About this exercise:
Look through the listing for the string "video" and copy out every line that holds it.
==== Provided records
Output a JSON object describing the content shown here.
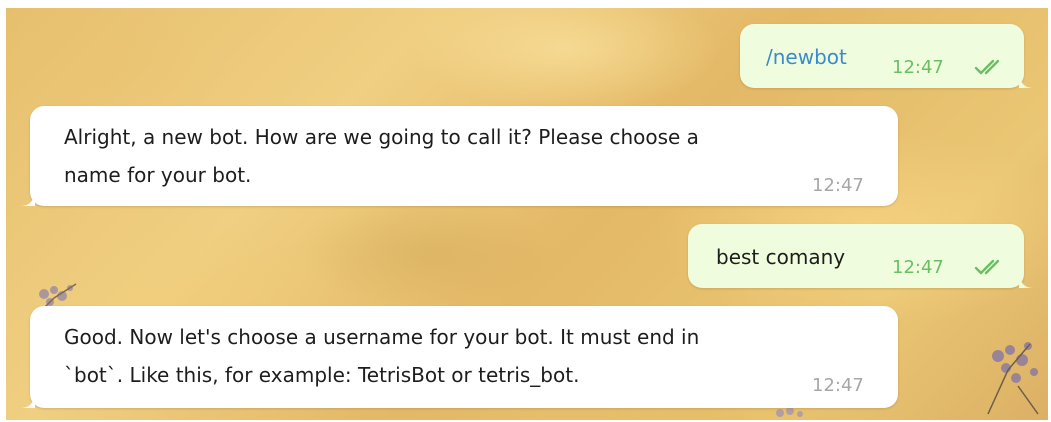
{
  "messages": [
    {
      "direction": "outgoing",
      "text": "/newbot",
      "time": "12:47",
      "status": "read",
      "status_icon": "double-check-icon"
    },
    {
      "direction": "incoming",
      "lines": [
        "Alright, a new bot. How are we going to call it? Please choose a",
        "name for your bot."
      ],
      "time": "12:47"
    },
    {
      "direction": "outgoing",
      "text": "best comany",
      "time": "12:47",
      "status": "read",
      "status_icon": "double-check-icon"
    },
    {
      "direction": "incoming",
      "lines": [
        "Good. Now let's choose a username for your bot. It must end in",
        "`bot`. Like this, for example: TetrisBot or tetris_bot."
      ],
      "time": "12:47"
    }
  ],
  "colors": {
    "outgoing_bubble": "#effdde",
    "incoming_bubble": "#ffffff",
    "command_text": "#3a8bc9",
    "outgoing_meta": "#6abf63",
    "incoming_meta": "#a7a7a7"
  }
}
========
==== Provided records
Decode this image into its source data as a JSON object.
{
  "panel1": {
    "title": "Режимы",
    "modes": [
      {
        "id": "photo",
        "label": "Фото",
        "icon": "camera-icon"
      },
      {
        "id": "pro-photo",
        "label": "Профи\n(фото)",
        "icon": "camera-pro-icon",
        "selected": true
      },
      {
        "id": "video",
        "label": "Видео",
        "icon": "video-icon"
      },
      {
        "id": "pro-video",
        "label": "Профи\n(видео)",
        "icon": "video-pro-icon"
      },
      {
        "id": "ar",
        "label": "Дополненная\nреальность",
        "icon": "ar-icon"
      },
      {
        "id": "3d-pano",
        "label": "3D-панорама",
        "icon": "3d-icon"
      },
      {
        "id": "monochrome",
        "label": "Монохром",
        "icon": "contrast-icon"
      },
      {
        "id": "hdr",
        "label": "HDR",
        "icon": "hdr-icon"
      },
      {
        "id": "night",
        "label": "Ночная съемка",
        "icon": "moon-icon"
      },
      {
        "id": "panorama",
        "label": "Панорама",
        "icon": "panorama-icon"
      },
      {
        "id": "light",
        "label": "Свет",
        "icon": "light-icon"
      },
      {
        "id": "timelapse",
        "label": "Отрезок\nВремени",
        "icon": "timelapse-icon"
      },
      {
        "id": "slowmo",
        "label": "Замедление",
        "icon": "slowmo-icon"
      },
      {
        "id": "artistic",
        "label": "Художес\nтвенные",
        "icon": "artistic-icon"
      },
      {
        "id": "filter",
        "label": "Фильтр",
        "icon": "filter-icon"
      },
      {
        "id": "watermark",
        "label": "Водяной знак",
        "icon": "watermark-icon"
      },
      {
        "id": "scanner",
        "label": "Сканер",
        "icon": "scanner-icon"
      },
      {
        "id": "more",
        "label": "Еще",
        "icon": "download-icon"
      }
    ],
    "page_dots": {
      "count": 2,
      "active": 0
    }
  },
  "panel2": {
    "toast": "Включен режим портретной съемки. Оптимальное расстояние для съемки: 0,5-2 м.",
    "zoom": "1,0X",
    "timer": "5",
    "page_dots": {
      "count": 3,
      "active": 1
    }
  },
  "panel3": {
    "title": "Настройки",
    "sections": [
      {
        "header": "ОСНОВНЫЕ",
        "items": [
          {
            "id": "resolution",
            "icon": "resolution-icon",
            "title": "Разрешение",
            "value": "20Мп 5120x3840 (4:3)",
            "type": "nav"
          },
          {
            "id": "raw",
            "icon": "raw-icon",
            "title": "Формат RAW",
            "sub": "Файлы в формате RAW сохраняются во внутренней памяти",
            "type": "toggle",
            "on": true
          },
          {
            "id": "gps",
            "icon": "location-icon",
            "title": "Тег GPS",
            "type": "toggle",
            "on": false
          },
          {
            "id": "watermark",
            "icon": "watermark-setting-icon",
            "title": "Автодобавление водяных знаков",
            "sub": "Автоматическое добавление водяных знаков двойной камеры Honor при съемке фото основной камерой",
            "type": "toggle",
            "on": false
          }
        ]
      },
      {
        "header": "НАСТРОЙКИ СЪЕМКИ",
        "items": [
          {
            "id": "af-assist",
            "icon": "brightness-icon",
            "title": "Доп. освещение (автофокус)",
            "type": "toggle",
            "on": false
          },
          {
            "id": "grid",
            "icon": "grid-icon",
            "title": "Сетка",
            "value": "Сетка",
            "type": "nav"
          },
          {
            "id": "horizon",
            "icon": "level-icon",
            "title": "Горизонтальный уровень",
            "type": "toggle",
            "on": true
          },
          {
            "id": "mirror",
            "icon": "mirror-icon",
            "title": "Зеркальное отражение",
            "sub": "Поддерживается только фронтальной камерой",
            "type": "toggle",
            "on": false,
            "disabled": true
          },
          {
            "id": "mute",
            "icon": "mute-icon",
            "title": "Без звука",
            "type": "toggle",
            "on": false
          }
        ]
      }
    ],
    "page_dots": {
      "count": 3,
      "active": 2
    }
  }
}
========
Completed task:
        "id": "video",
        "icon": "video-icon"
        "id": "pro-video",
        "icon": "video-pro-icon"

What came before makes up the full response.